What changes will be made schematically will obviously be decided with the hiring of the new head coach, whoever that may be. One thing that shouldn’t change is the 3-4 defense which has really started to come into its own. No, the defense hasn’t been the problem; it’s been the offense, which is why I imagine they’ll hire someone with a glittering record of big numbers and a reputation developing quarterbacks.
So this is where the new coach will affect the Browns draft strategy. If the new coach is a truly proven QB-builder, someone like Bill O’Brien, I could see the Browns waiting until maybe after the first round to address their QB needs. He doesn’t necessarily need Teddy Bridgewater (Louisville) to make Cleveland good or even Johnny Manziel (Texas A&M). Give him a Zach Mettenberger (LSU) in round two and let him work his magic. Use those two first round picks to add another top flight WR like Sammy Watkins (Clemson) at No. 4 and potentially take an athletic tight end like Eric Ebron (UNC) with their second first round pick. Imagine a rookie QB having four weapons like Josh Gordon (1,646 receiving yards in ’13), Watkins, tight end Jordan Cameron (917 receiving yards) and Ebron.
But say they hire someone like Josh McDaniels, who hasn’t ever developed a QB yet still has the reputation of someone who has. Then they’re probably going to use that first pick on a QB, with Derek Carr (Fresno State), Blake Bortles (UCF), Manziel or Brett Hundley (UCLA) being the most likely candidates. There will be a rush on QBs early on so if they plan to use their second first round pick on a QB — like Mettenberger or A.J. McCarron (Alabama) — they’re going to be reaching, even if slightly (exactly what they did with Brandon Weeden in 2012).
What if it’s a defensive minded coach like coordinator Ray Horton? Well, I just don’t think there’s a chance in that really hot place down below that’s gonna happen. This league is unfortunately all about offense now, and owner Jimmy Haslam is going to want to put butts in the seats. In order to do so he’ll need a young and exciting QB coached by a QB guru (real or assumed) and a high paced offensive attack.

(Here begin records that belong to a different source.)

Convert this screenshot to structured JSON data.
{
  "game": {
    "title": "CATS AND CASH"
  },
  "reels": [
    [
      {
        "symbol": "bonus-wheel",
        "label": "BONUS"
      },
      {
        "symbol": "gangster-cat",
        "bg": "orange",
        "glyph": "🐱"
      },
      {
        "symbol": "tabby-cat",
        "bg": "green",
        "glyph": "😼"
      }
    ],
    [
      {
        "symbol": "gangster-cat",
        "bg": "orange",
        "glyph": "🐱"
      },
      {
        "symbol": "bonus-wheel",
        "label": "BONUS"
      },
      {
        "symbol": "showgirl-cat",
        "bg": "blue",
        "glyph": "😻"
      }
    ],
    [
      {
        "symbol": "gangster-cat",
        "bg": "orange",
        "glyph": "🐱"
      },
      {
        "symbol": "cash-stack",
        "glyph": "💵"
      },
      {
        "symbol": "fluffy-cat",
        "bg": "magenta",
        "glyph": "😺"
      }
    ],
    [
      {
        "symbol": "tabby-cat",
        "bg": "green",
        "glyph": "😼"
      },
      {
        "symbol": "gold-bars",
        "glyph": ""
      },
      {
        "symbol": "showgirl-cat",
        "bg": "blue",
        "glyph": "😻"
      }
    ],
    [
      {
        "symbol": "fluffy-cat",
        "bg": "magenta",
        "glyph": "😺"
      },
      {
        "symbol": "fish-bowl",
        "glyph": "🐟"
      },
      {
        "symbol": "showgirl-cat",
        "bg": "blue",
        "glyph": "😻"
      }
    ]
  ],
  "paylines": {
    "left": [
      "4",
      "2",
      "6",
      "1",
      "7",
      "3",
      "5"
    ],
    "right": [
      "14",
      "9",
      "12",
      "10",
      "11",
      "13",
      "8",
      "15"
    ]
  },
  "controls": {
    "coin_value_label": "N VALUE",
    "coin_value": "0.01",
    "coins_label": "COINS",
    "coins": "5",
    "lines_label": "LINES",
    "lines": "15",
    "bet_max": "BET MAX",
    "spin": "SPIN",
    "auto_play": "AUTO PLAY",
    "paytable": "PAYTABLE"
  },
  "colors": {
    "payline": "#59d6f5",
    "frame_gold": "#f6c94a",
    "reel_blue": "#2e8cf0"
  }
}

Whoever the new head coach is, he’s got his own style, his own scheme, and his own way of doing things. He’ll mesh well with certain personalities and won’t with others. He’ll have his own priorities, his own way of connecting with players and his own ideas for building the team. There’s no doubt he’ll have to work with/under Lombardi, but unless Lombardi is the biggest fool in football (which I’m beginning to believe is a possibility) he’ll take the new coaches’ plans and needs into deep consideration for utilizing their incredible amount of draft capital (they have seven picks in the first four rounds).